MISSION AND VALUES
companies away from thinking ﬁrst about what they do, and instead ﬁgure out WHY
they’re doing it. This not only impacts the services and products, but also the people
who build out and fulﬁll the company vision.
No matter how great the vision, the world will always be pulling companies away
from fulﬁlling their higher purpose. Management has to consciously and intentionally
move toward it with everything they do. The worst thing one can do in having a
corporate philosophy is to write it on the wall and never talk about it again.
Drifting away from purpose will set the company on a course toward rampant
cynicism. Employees will point to the wall of values and say, “Be the Change? Ha!
We’re not that, that’s a joke.” In cases like this, companies are better off not having
values at all, rather than a lack of organizational integrity and trust.
Your company vision must be supported by your core
values, and business leaders want those values to be more
than meaningless words. They want all employees to live
them in their daily work with joy, commitment and creativity.
At 15Five we drive home the values by asking this
question every week, “Which company value are
you most aligned with this week and why?”
By answering this question every week, employees can embody
each value as a way to achieve their goals and do their best work.
10 | 15Five’s Ultimate Guide for Making OKRs Work at Your Company
Questions are so powerful that they inﬂuenced the creation of objective based
management. Andy Grove developed OKRs at Intel in response to two questions:
Where do I want to go? How will I know I’m getting there? These questions are really
asking people how they focus their time at work. With OKRs, yearly and quarterly
objectives are broken down by team and again by employee. Each objective ﬁts
into the company mission, vision, and values.
At the 2013 First Round Capital CEO Summit, LinkedIn CEO, Jeff Weiner, discussed
how the company grew to a $20 Billion valuation by developing a strategy to
achieve objectives in a ﬁercely competitive market.
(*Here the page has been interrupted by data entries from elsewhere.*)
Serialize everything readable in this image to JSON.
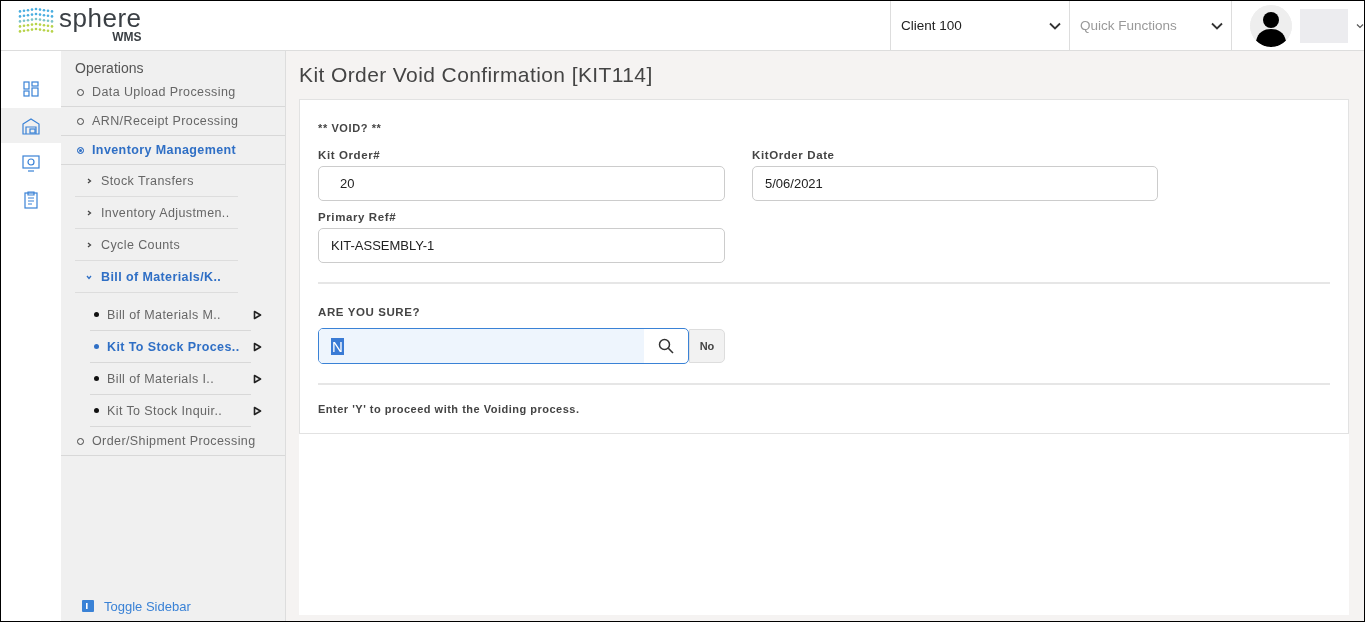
{
  "header": {
    "logo": {
      "name": "sphere",
      "sub": "WMS"
    },
    "client_select": {
      "value": "Client 100"
    },
    "quick_functions": {
      "placeholder": "Quick Functions"
    }
  },
  "nav_rail": [
    {
      "kind": "dashboard",
      "selected": false
    },
    {
      "kind": "warehouse",
      "selected": true
    },
    {
      "kind": "monitor",
      "selected": false
    },
    {
      "kind": "clipboard",
      "selected": false
    }
  ],
  "sidebar": {
    "heading": "Operations",
    "items": [
      {
        "label": "Data Upload Processing",
        "selected": false
      },
      {
        "label": "ARN/Receipt Processing",
        "selected": false
      },
      {
        "label": "Inventory Management",
        "selected": true,
        "children": [
          {
            "label": "Stock Transfers",
            "selected": false,
            "expanded": false
          },
          {
            "label": "Inventory Adjustmen..",
            "selected": false,
            "expanded": false
          },
          {
            "label": "Cycle Counts",
            "selected": false,
            "expanded": false
          },
          {
            "label": "Bill of Materials/K..",
            "selected": true,
            "expanded": true,
            "children": [
              {
                "label": "Bill of Materials M..",
                "selected": false
              },
              {
                "label": "Kit To Stock Proces..",
                "selected": true
              },
              {
                "label": "Bill of Materials I..",
                "selected": false
              },
              {
                "label": "Kit To Stock Inquir..",
                "selected": false
              }
            ]
          }
        ]
      },
      {
        "label": "Order/Shipment Processing",
        "selected": false
      }
    ],
    "toggle": "Toggle Sidebar"
  },
  "page": {
    "title": "Kit Order Void Confirmation [KIT114]",
    "section": "** VOID? **",
    "fields": [
      {
        "label": "Kit Order#",
        "value": "20"
      },
      {
        "label": "KitOrder Date",
        "value": "5/06/2021"
      },
      {
        "label": "Primary Ref#",
        "value": "KIT-ASSEMBLY-1"
      }
    ],
    "prompt": {
      "label": "ARE YOU SURE?",
      "value": "N",
      "meaning": "No"
    },
    "hint": "Enter 'Y' to proceed with the Voiding process."
  }
}
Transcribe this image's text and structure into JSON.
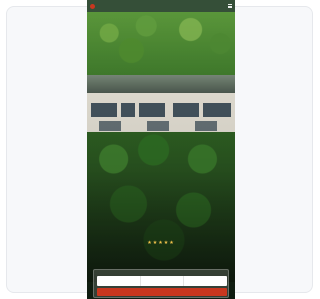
{
  "brand": {
    "accent_color": "#c8371f"
  },
  "topbar": {
    "nav_items": [
      "",
      "",
      "",
      ""
    ]
  },
  "hero": {
    "stars": "★★★★★",
    "headline": "",
    "subline": ""
  },
  "booking": {
    "title": "",
    "link": "",
    "fields": [
      {
        "label": "",
        "value": ""
      },
      {
        "label": "",
        "value": ""
      },
      {
        "label": "",
        "value": ""
      }
    ],
    "cta_label": ""
  }
}
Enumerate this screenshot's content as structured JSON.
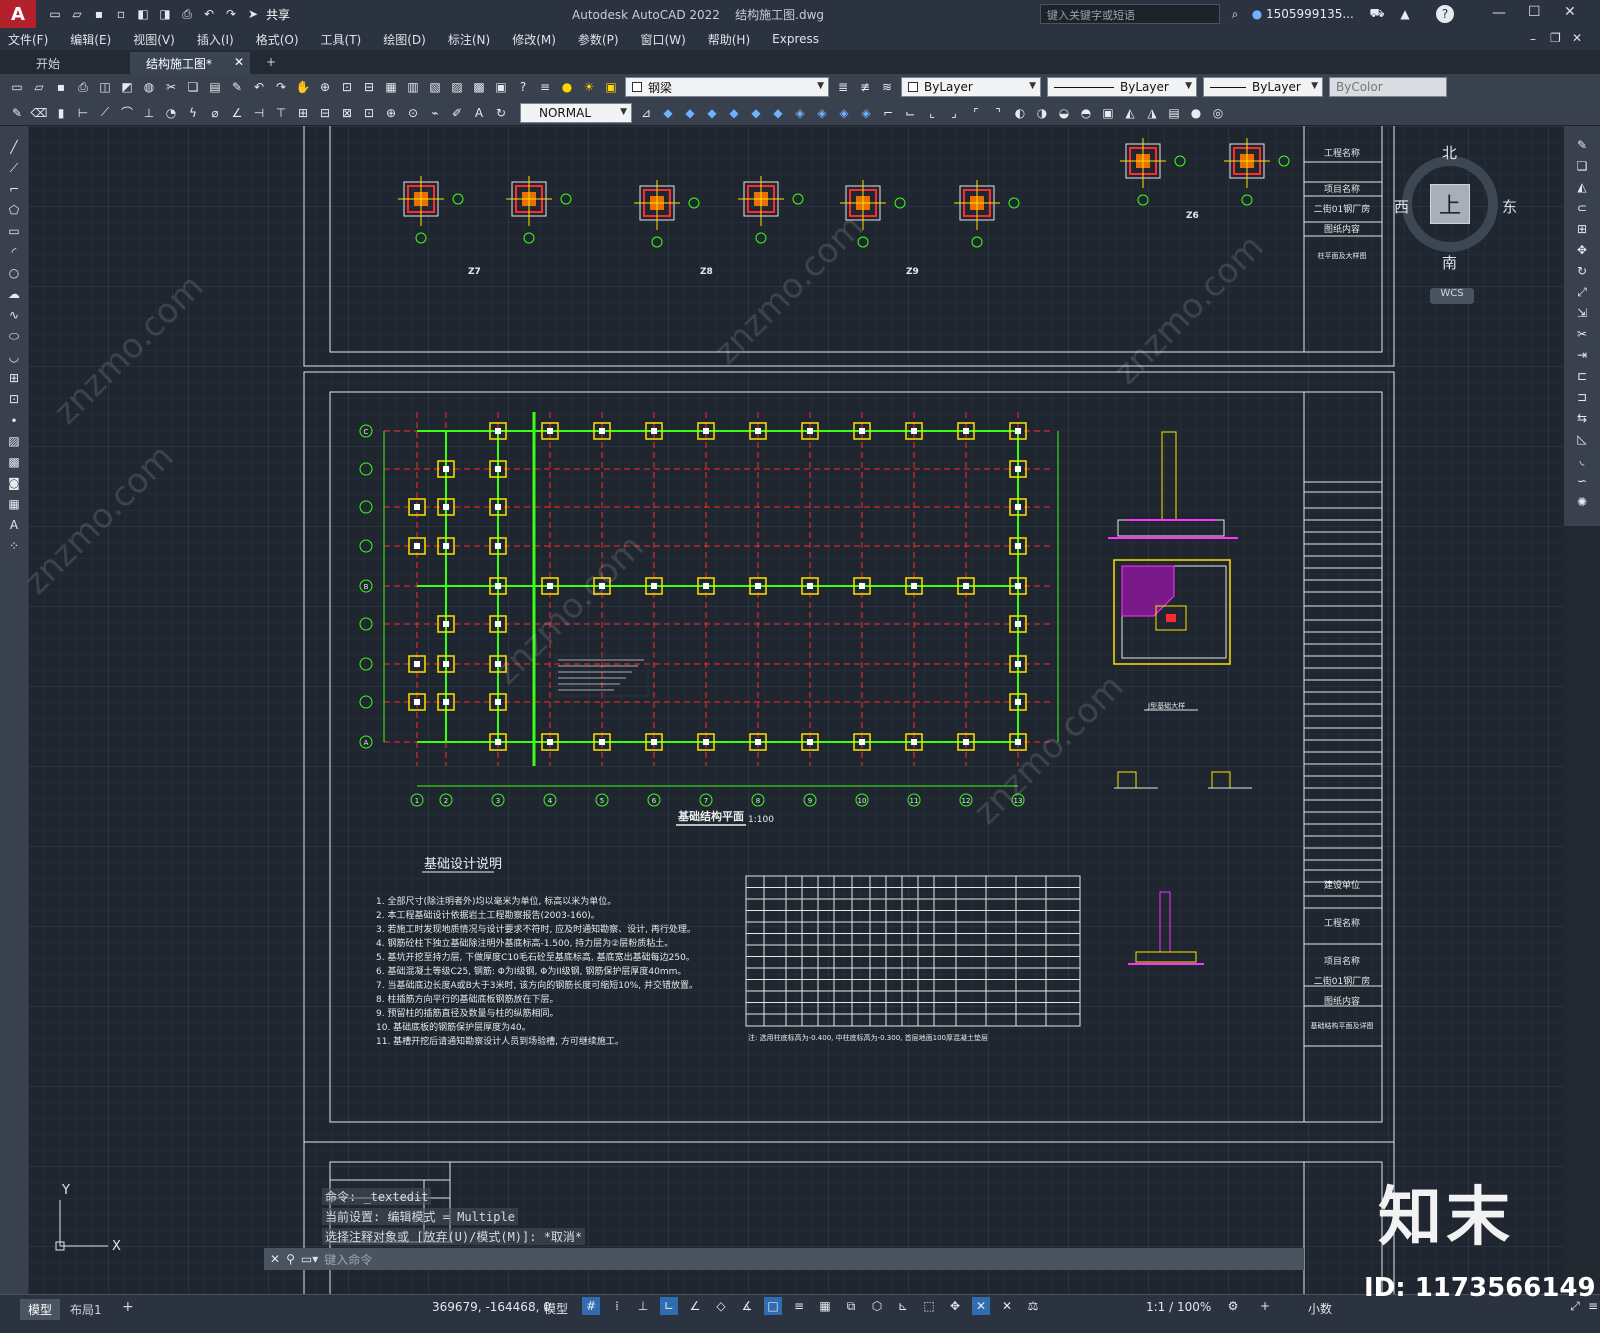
{
  "app": {
    "logo_letter": "A",
    "title": "Autodesk AutoCAD 2022    结构施工图.dwg",
    "share_label": "共享",
    "search_placeholder": "键入关键字或短语",
    "user": "1505999135...",
    "window_controls": [
      "—",
      "☐",
      "✕"
    ]
  },
  "menu": [
    "文件(F)",
    "编辑(E)",
    "视图(V)",
    "插入(I)",
    "格式(O)",
    "工具(T)",
    "绘图(D)",
    "标注(N)",
    "修改(M)",
    "参数(P)",
    "窗口(W)",
    "帮助(H)",
    "Express"
  ],
  "tabs": [
    {
      "label": "开始"
    },
    {
      "label": "结构施工图*"
    }
  ],
  "toolbar": {
    "layer_value": "钢梁",
    "color_value": "ByLayer",
    "linetype_value": "ByLayer",
    "lineweight_value": "ByLayer",
    "plotstyle_value": "ByColor",
    "dimstyle_value": "NORMAL"
  },
  "viewcube": {
    "north": "北",
    "south": "南",
    "east": "东",
    "west": "西",
    "face": "上",
    "wcs": "WCS"
  },
  "drawing": {
    "column_labels": [
      "Z7",
      "Z8",
      "Z9",
      "Z6"
    ],
    "plan_title": "基础结构平面",
    "plan_scale": "1:100",
    "notes_title": "基础设计说明",
    "notes": [
      "1. 全部尺寸(除注明者外)均以毫米为单位, 标高以米为单位。",
      "2. 本工程基础设计依据岩土工程勘察报告(2003-160)。",
      "3. 若施工时发现地质情况与设计要求不符时, 应及时通知勘察、设计, 再行处理。",
      "4. 钢筋砼柱下独立基础除注明外基底标高-1.500, 持力层为②层粉质粘土。",
      "5. 基坑开挖至持力层, 下做厚度C10毛石砼至基底标高, 基底宽出基础每边250。",
      "6. 基础混凝土等级C25, 钢筋: Φ为I级钢, Φ为II级钢, 钢筋保护层厚度40mm。",
      "7. 当基础底边长度A或B大于3米时, 该方向的钢筋长度可缩短10%, 并交错放置。",
      "8. 柱插筋方向平行的基础底板钢筋放在下层。",
      "9. 预留柱的插筋直径及数量与柱的纵筋相同。",
      "10. 基础底板的钢筋保护层厚度为40。",
      "11. 基槽开挖后请通知勘察设计人员到场验槽, 方可继续施工。"
    ],
    "table_note": "注: 选用柱底标高为-0.400, 中柱底标高为-0.300, 首层地面100厚混凝土垫层",
    "titleblock": [
      "工程名称",
      "项目名称",
      "二街01钢厂房",
      "图纸内容",
      "柱平面及大样图"
    ],
    "titleblock2": [
      "建设单位",
      "工程名称",
      "项目名称",
      "二街01钢厂房",
      "图纸内容",
      "基础结构平面及详图"
    ],
    "detail_title": "J型基础大样",
    "grid_numbers": [
      "1",
      "2",
      "3",
      "4",
      "5",
      "6",
      "7",
      "8",
      "9",
      "10",
      "11",
      "12",
      "13"
    ],
    "grid_letters": [
      "C",
      "B",
      "A"
    ]
  },
  "command": {
    "line1": "命令: _textedit",
    "line2": "当前设置: 编辑模式 = Multiple",
    "line3": "选择注释对象或 [放弃(U)/模式(M)]: *取消*",
    "input_placeholder": "键入命令"
  },
  "status": {
    "layout_tabs": [
      "模型",
      "布局1"
    ],
    "coords": "369679, -164468, 0",
    "model_label": "模型",
    "scale": "1:1 / 100%",
    "units": "小数"
  },
  "watermark": {
    "brand": "知末",
    "id": "ID: 1173566149",
    "site": "znzmo.com"
  },
  "colors": {
    "canvas": "#1f2630",
    "grid_red": "#ff2a2a",
    "grid_green": "#39ff14",
    "column_yellow": "#ffe100",
    "magenta": "#ff33ff"
  }
}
OKRs are how companies fulﬁll
their mission while staying aligned with their vision and values.
The CEO is responsible for setting the direction of his or her company. Not only to
develop yearly and quarterly objectives but to be the chief advocate of the company
mission, vision, and values. Every company leader must connect each action and
initiative to the deeper purpose, and check in regularly to make sure the team is
inspired and the company philosophy is alive and well.
“Missions can be deﬁned in terms of concrete objectives, and
a company can be measured by how well it achieves them.”
-Jeff Weiner, CEO LinkedIn
The OKR process basically works like this:
• The company sets 3-5 objectives for
the year and for each quarter.
• Each team sets 3-5 objectives that are aligned with
the ones leadership sets for the company.
• Employees work with managers to set 3-5
objectives and corresponding key results that are
aligned with team and company objectives.
• Employees and managers gain mutual agreement on
setting OKRs as stretch goals that are not easily achievable
and are not tied to performance evaluations.
• Make OKRs transparent throughout the company so that everyone
sees the bigger picture and can hold each other accountable.
• Employees evaluate their key results (score them)
at the end of each quarter -- target set by company
is typically between 60-70% success.
Objectives & Key Results
For Each Department
OKRs For Each